Whenever I think of my homework in elementary school, I remember studying multiplication facts, alone, in my room. I’m sure I was exhausted after a long day of school and frustrated by those stupid nines (no one taught me the nifty nines trick!), and I started crying. But despite my tears, my mom told me I had to keep studying, probably feeling as many parents do that she needed to be hands-off when it came to homework. So the argument goes: how else will children learn to work independently and develop study skills if not by doing homework?
Kids have all of middle school and high school to learn to work alone and develop study skills! By insisting that children work alone on their homework after a long, full (exciting and stimulating) day of school, we’re setting them up for the kind of frustration I felt. As teachers, we know how tired elementary students are at the end of the day, and not every home can provide the kind of structured, quiet atmosphere for study that we create in school.
Most important, by asking parents to be hands-off, we’re missing out on a fabulous opportunity for the kind of partner-based learning that we know helps kids become engaged in their work and make cognitive leaps.
That’s why the Homework Menu in my system is divided into two sections: partner activities and independent activities. Children who have an adult or an older student at home (or daycare, or their after school program) can choose a partner activity for their homework. Most of these activities are games including Spelling Checkers, word games, Pictionary and Charades (for vocabulary), and games from our Investigations math curriculum. (You’ll see there is a space on page 2 of the notebook to list the Investigations games and the skills they practice. I send home an Investigations games envelope with parents on Curriculum Night in the fall, which we add to throughout the year. Here are the labels I use for the envelopes: Investigations Games Envelope Labels)

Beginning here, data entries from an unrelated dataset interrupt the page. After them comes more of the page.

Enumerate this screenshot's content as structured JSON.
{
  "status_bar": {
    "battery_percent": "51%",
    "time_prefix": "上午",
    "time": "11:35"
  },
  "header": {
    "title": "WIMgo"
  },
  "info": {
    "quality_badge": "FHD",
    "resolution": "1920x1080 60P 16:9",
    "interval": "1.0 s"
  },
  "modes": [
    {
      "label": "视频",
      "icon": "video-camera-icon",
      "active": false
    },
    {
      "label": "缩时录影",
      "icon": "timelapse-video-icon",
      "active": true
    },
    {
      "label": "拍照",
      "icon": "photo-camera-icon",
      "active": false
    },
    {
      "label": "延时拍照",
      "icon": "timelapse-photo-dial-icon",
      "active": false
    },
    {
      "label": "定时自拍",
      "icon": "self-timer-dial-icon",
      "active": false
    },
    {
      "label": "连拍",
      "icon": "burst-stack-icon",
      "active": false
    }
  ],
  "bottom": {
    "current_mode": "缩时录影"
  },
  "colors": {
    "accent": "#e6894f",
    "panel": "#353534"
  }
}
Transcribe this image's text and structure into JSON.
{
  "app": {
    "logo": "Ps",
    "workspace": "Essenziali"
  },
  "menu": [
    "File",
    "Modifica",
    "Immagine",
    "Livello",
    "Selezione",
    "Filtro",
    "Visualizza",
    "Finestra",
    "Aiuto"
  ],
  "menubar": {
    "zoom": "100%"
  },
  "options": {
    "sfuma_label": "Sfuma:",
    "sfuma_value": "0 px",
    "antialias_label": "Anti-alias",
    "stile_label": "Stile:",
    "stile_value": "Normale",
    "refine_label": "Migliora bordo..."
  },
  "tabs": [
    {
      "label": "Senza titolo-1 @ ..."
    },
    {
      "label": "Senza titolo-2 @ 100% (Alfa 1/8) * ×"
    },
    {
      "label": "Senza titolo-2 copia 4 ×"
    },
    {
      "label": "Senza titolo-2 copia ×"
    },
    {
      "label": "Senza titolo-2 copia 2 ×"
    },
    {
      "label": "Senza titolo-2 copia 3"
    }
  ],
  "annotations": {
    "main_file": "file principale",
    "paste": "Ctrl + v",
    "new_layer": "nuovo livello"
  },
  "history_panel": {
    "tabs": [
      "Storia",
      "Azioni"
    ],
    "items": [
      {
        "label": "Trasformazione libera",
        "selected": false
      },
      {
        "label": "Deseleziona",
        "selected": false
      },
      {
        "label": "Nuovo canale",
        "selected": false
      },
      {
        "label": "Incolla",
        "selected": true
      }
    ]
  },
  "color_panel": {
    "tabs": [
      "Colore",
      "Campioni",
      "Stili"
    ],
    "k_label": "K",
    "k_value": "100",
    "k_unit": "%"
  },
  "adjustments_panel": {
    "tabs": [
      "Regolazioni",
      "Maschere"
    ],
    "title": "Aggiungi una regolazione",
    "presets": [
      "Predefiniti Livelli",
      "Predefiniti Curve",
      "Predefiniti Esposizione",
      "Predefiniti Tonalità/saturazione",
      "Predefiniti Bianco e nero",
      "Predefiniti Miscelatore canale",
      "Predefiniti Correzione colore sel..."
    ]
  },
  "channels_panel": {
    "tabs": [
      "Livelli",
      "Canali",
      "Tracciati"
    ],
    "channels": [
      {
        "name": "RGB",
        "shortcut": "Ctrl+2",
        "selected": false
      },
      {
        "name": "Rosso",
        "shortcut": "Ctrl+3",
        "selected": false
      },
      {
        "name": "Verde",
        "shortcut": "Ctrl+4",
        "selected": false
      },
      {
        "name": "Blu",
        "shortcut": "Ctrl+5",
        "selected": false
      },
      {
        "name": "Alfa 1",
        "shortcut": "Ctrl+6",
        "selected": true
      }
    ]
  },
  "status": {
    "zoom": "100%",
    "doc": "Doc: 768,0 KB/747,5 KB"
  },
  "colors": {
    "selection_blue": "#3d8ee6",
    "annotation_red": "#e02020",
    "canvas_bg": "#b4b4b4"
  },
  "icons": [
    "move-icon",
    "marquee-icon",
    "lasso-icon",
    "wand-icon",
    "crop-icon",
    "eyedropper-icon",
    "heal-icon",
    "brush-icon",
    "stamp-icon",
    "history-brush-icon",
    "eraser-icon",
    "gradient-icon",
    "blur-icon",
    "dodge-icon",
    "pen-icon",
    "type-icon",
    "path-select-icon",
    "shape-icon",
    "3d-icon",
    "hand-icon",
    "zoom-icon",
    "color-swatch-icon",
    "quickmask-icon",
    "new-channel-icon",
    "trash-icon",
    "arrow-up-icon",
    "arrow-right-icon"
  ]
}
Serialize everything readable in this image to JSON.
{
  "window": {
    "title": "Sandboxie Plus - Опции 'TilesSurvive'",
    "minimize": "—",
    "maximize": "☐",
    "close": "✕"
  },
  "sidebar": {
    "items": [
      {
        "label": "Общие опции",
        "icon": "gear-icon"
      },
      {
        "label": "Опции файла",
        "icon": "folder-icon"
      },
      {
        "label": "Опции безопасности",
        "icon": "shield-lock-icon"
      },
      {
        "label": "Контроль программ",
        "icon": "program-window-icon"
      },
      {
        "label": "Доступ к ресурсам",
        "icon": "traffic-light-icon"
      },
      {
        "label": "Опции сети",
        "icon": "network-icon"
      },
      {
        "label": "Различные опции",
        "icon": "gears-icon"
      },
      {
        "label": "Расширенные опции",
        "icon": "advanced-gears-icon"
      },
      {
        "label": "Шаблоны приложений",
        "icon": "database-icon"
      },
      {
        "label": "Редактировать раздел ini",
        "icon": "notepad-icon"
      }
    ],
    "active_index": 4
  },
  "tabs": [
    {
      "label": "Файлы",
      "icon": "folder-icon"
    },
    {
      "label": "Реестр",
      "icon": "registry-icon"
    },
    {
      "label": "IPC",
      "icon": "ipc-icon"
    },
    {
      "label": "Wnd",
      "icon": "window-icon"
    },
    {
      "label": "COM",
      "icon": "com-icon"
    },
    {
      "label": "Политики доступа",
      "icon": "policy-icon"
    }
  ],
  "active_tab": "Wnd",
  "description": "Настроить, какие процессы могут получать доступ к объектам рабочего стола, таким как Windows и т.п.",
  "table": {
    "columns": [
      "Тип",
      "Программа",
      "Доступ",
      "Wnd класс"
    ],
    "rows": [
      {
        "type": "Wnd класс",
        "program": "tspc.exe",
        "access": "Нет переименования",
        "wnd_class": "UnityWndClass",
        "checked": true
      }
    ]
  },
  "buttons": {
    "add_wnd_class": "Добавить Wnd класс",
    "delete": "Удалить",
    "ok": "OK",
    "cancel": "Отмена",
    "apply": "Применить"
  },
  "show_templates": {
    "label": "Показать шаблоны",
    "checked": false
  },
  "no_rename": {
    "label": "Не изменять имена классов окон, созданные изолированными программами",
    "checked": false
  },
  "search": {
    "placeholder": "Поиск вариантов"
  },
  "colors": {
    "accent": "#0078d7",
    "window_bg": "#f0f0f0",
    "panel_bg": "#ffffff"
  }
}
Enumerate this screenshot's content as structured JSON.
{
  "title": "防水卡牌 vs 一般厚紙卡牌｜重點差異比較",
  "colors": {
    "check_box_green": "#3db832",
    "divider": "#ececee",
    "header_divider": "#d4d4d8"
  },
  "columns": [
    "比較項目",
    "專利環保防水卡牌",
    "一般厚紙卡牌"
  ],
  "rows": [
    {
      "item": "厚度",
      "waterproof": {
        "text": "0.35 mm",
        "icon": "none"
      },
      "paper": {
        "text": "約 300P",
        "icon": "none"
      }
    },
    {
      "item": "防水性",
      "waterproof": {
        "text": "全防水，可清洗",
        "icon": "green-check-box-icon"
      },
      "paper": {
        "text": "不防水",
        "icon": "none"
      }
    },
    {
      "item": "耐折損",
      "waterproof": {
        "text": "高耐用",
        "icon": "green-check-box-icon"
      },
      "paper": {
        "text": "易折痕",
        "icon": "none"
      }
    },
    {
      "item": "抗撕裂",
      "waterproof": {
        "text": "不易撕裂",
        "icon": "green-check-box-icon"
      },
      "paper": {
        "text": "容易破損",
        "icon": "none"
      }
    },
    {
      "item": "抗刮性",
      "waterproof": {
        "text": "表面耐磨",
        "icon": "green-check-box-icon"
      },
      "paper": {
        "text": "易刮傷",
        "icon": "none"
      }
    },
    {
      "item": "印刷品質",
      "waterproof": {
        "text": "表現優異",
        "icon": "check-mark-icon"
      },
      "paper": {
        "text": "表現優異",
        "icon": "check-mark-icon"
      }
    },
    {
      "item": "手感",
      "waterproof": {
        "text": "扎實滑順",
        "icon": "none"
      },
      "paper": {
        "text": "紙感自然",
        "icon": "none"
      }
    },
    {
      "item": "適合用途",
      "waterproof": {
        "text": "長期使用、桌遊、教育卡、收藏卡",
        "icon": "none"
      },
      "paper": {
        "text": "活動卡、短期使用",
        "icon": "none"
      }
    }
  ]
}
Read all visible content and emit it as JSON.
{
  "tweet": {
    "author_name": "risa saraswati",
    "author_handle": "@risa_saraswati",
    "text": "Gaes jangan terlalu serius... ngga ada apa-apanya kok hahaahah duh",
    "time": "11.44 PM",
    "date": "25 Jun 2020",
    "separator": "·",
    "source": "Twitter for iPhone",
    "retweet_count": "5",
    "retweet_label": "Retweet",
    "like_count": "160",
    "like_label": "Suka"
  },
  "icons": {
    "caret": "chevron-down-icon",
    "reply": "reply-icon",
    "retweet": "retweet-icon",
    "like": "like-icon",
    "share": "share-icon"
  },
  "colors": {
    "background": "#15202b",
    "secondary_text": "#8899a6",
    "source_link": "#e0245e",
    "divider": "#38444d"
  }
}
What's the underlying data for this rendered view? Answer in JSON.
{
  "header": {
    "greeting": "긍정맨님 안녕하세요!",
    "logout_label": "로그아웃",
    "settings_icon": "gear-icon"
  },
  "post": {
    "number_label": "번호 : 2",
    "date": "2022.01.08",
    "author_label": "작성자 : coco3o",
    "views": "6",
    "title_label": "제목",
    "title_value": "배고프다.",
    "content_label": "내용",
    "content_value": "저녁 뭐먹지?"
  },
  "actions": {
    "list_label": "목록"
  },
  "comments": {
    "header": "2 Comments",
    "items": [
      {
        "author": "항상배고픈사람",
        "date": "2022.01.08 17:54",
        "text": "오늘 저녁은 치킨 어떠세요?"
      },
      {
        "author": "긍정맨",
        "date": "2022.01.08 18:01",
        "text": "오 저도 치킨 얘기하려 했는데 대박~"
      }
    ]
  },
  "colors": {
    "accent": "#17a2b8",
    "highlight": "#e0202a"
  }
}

Others are traditional flash card activities (for vocabulary and math), but my favorites are the activities where partners co-create a work together: Partner Write and Reader Letters. Partner Write is pretty straight forward (my version offers three ways for partners to work together, described on page 8), but the Reader Letters are special.
When I was a little girl, my mom and I used to write letters about books back and forth to each other in a green spiral notebook. Each night, after I read a chapter of my book, I would open the notebook and write a letter to my mom, telling her about my favorite part of the book, my favorite characters, what questions I had, or what I thought would happen next. After I went to sleep, my mom would read the chapter and my letter, and then she’d write back to me. She’d put the notebook back on my nightstand, and it was always the first thing I reached for in the morning. I loved those letters, which only we shared, and I still love to reread them today.
Many parents would love to be involved in a positive way with their child’s homework. So often when it comes to homework, parents are put in the role of enforcers, prison guards making sure their little detainees don’t escape. This system offers them a chance to be partners in learning, to the great benefit of household tranquility, parents, and students.
— a. fox
P.S. Much love to Edythe, who is helping me think about adapting the system for kids with executive functioning and language challenges. I added a two-page “Homework Goals Bank” to the notebook where students can brainstorm their learning goals. (I will do this as a whole class at the start of the year, and periodically thereafter.) Kids can use these pages as a reference when they need to write their weekly goals.